(Extracted data)
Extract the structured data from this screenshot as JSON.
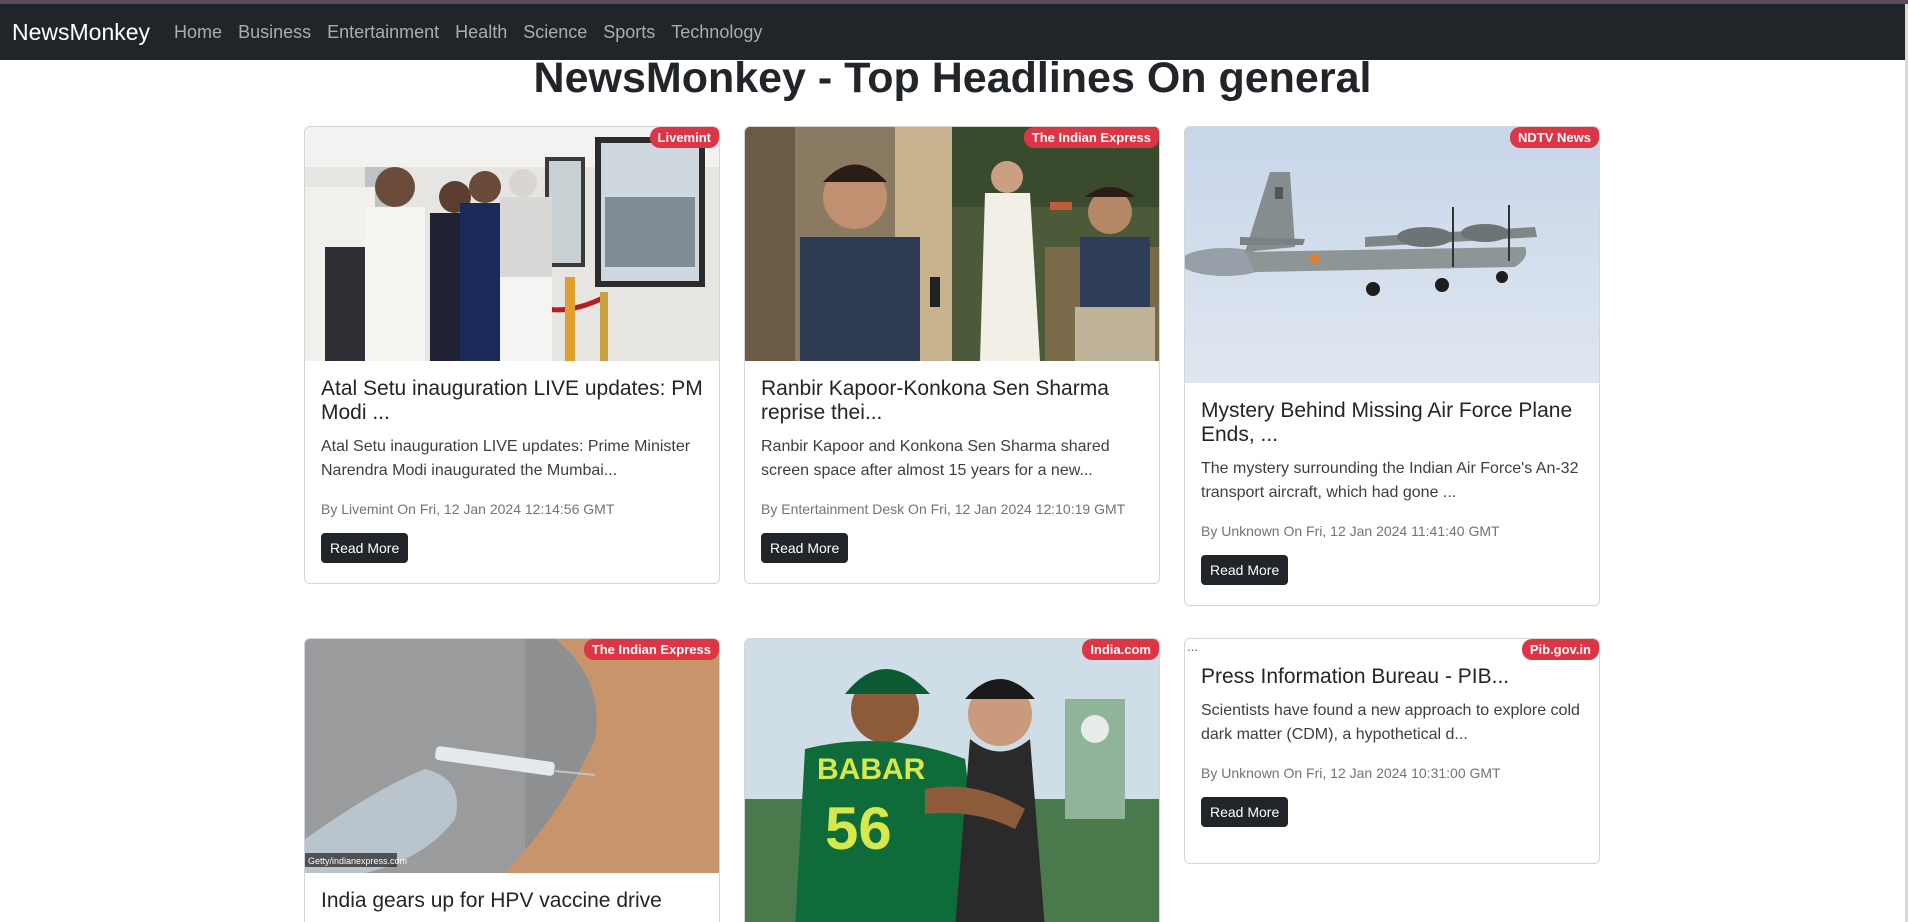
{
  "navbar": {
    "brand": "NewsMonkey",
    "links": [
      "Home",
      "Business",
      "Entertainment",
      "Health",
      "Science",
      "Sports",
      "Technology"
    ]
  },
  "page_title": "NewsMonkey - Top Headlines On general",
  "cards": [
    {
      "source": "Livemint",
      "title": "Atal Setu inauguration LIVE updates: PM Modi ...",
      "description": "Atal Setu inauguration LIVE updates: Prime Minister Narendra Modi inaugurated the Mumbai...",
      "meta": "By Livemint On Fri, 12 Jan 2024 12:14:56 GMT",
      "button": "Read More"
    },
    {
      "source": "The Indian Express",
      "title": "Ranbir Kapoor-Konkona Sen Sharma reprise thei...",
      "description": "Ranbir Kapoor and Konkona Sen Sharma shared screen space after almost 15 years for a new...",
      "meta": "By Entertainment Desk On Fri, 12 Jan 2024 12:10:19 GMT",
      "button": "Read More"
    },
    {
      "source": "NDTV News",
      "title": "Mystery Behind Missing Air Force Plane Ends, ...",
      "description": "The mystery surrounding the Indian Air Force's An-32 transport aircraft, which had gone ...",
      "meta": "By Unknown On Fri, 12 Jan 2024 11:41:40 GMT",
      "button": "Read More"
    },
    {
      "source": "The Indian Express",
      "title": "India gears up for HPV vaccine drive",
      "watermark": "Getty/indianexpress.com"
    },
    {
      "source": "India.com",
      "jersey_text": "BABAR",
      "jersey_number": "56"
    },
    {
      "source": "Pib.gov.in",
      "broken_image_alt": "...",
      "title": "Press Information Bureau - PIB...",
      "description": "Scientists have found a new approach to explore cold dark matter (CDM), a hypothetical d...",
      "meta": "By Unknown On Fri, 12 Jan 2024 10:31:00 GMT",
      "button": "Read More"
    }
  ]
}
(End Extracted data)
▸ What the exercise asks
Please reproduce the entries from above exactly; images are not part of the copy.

▸ Task result
Extract the structured data from this screenshot as JSON.
{
  "navbar": {
    "brand": "NewsMonkey",
    "links": [
      "Home",
      "Business",
      "Entertainment",
      "Health",
      "Science",
      "Sports",
      "Technology"
    ]
  },
  "page_title": "NewsMonkey - Top Headlines On general",
  "cards": [
    {
      "source": "Livemint",
      "title": "Atal Setu inauguration LIVE updates: PM Modi ...",
      "description": "Atal Setu inauguration LIVE updates: Prime Minister Narendra Modi inaugurated the Mumbai...",
      "meta": "By Livemint On Fri, 12 Jan 2024 12:14:56 GMT",
      "button": "Read More"
    },
    {
      "source": "The Indian Express",
      "title": "Ranbir Kapoor-Konkona Sen Sharma reprise thei...",
      "description": "Ranbir Kapoor and Konkona Sen Sharma shared screen space after almost 15 years for a new...",
      "meta": "By Entertainment Desk On Fri, 12 Jan 2024 12:10:19 GMT",
      "button": "Read More"
    },
    {
      "source": "NDTV News",
      "title": "Mystery Behind Missing Air Force Plane Ends, ...",
      "description": "The mystery surrounding the Indian Air Force's An-32 transport aircraft, which had gone ...",
      "meta": "By Unknown On Fri, 12 Jan 2024 11:41:40 GMT",
      "button": "Read More"
    },
    {
      "source": "The Indian Express",
      "title": "India gears up for HPV vaccine drive",
      "watermark": "Getty/indianexpress.com"
    },
    {
      "source": "India.com",
      "jersey_text": "BABAR",
      "jersey_number": "56"
    },
    {
      "source": "Pib.gov.in",
      "broken_image_alt": "...",
      "title": "Press Information Bureau - PIB...",
      "description": "Scientists have found a new approach to explore cold dark matter (CDM), a hypothetical d...",
      "meta": "By Unknown On Fri, 12 Jan 2024 10:31:00 GMT",
      "button": "Read More"
    }
  ]
}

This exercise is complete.